[What is expected]
Look over the lines below. Report each one that includes the string "name".

(Interface dataset entries)
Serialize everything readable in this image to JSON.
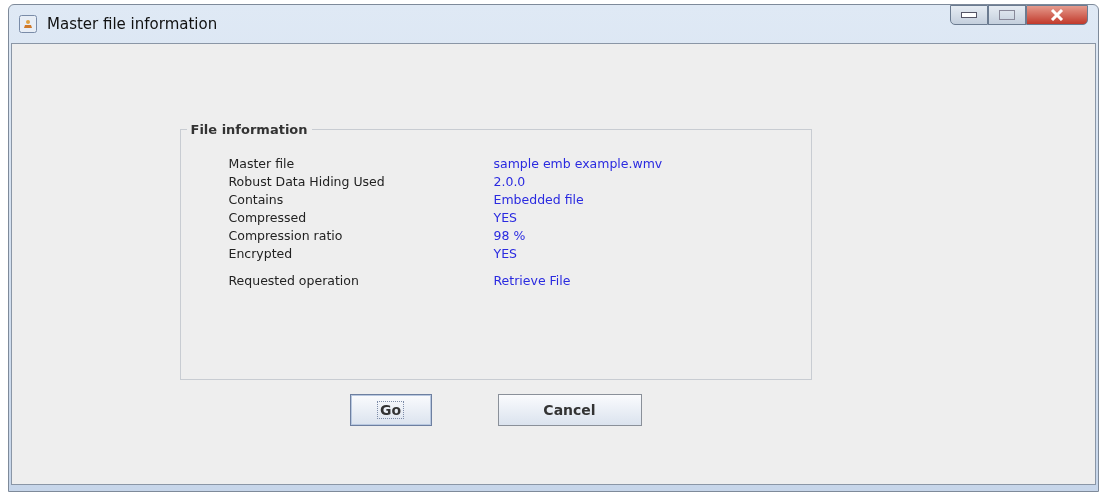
{
  "window": {
    "title": "Master file information"
  },
  "group": {
    "title": "File information",
    "fields": [
      {
        "label": "Master file",
        "value": "sample emb example.wmv"
      },
      {
        "label": "Robust Data Hiding Used",
        "value": "2.0.0"
      },
      {
        "label": "Contains",
        "value": "Embedded file"
      },
      {
        "label": "Compressed",
        "value": "YES"
      },
      {
        "label": "Compression ratio",
        "value": "98 %"
      },
      {
        "label": "Encrypted",
        "value": "YES"
      }
    ],
    "operation": {
      "label": "Requested operation",
      "value": "Retrieve File"
    }
  },
  "buttons": [
    {
      "label": "Go",
      "focused": true
    },
    {
      "label": "Cancel",
      "focused": false
    }
  ]
}
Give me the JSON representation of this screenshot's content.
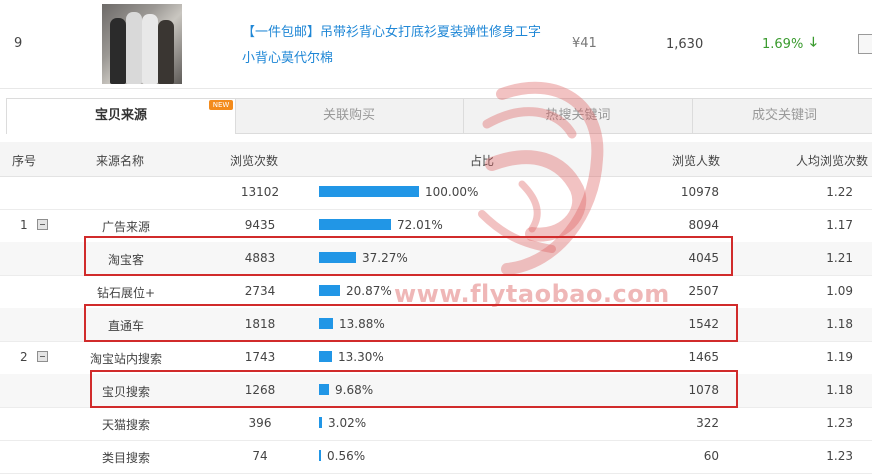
{
  "product": {
    "rank": "9",
    "title": "【一件包邮】吊带衫背心女打底衫夏装弹性修身工字小背心莫代尔棉",
    "price": "¥41",
    "views": "1,630",
    "conversion": "1.69%",
    "trend_icon": "down-arrow-icon"
  },
  "tabs": [
    {
      "label": "宝贝来源",
      "active": true,
      "badge": "NEW"
    },
    {
      "label": "关联购买",
      "active": false
    },
    {
      "label": "热搜关键词",
      "active": false
    },
    {
      "label": "成交关键词",
      "active": false
    }
  ],
  "table": {
    "headers": {
      "idx": "序号",
      "name": "来源名称",
      "views": "浏览次数",
      "pct": "占比",
      "uv": "浏览人数",
      "avg": "人均浏览次数"
    },
    "rows": [
      {
        "idx": "",
        "name": "",
        "views": "13102",
        "pct": "100.00%",
        "share": 1.0,
        "uv": "10978",
        "avg": "1.22",
        "toggle": false,
        "highlight": false
      },
      {
        "idx": "1",
        "name": "广告来源",
        "views": "9435",
        "pct": "72.01%",
        "share": 0.7201,
        "uv": "8094",
        "avg": "1.17",
        "toggle": true,
        "highlight": false
      },
      {
        "idx": "",
        "name": "淘宝客",
        "views": "4883",
        "pct": "37.27%",
        "share": 0.3727,
        "uv": "4045",
        "avg": "1.21",
        "toggle": false,
        "highlight": true
      },
      {
        "idx": "",
        "name": "钻石展位+",
        "views": "2734",
        "pct": "20.87%",
        "share": 0.2087,
        "uv": "2507",
        "avg": "1.09",
        "toggle": false,
        "highlight": false
      },
      {
        "idx": "",
        "name": "直通车",
        "views": "1818",
        "pct": "13.88%",
        "share": 0.1388,
        "uv": "1542",
        "avg": "1.18",
        "toggle": false,
        "highlight": true
      },
      {
        "idx": "2",
        "name": "淘宝站内搜索",
        "views": "1743",
        "pct": "13.30%",
        "share": 0.133,
        "uv": "1465",
        "avg": "1.19",
        "toggle": true,
        "highlight": false
      },
      {
        "idx": "",
        "name": "宝贝搜索",
        "views": "1268",
        "pct": "9.68%",
        "share": 0.0968,
        "uv": "1078",
        "avg": "1.18",
        "toggle": false,
        "highlight": true
      },
      {
        "idx": "",
        "name": "天猫搜索",
        "views": "396",
        "pct": "3.02%",
        "share": 0.0302,
        "uv": "322",
        "avg": "1.23",
        "toggle": false,
        "highlight": false
      },
      {
        "idx": "",
        "name": "类目搜索",
        "views": "74",
        "pct": "0.56%",
        "share": 0.0056,
        "uv": "60",
        "avg": "1.23",
        "toggle": false,
        "highlight": false
      }
    ]
  },
  "watermark": {
    "url": "www.flytaobao.com",
    "color": "#dc5f5f"
  },
  "colors": {
    "bar": "#2196e6",
    "link": "#1f87d6",
    "up": "#3a9b2e",
    "highlight": "#d12b2b",
    "badge": "#f38b1c"
  }
}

[Task answer]
      "name": "来源名称",
        "name": "",
        "name": "广告来源",
        "name": "淘宝客",
        "name": "钻石展位+",
        "name": "直通车",
        "name": "淘宝站内搜索",
        "name": "宝贝搜索",
        "name": "天猫搜索",
        "name": "类目搜索",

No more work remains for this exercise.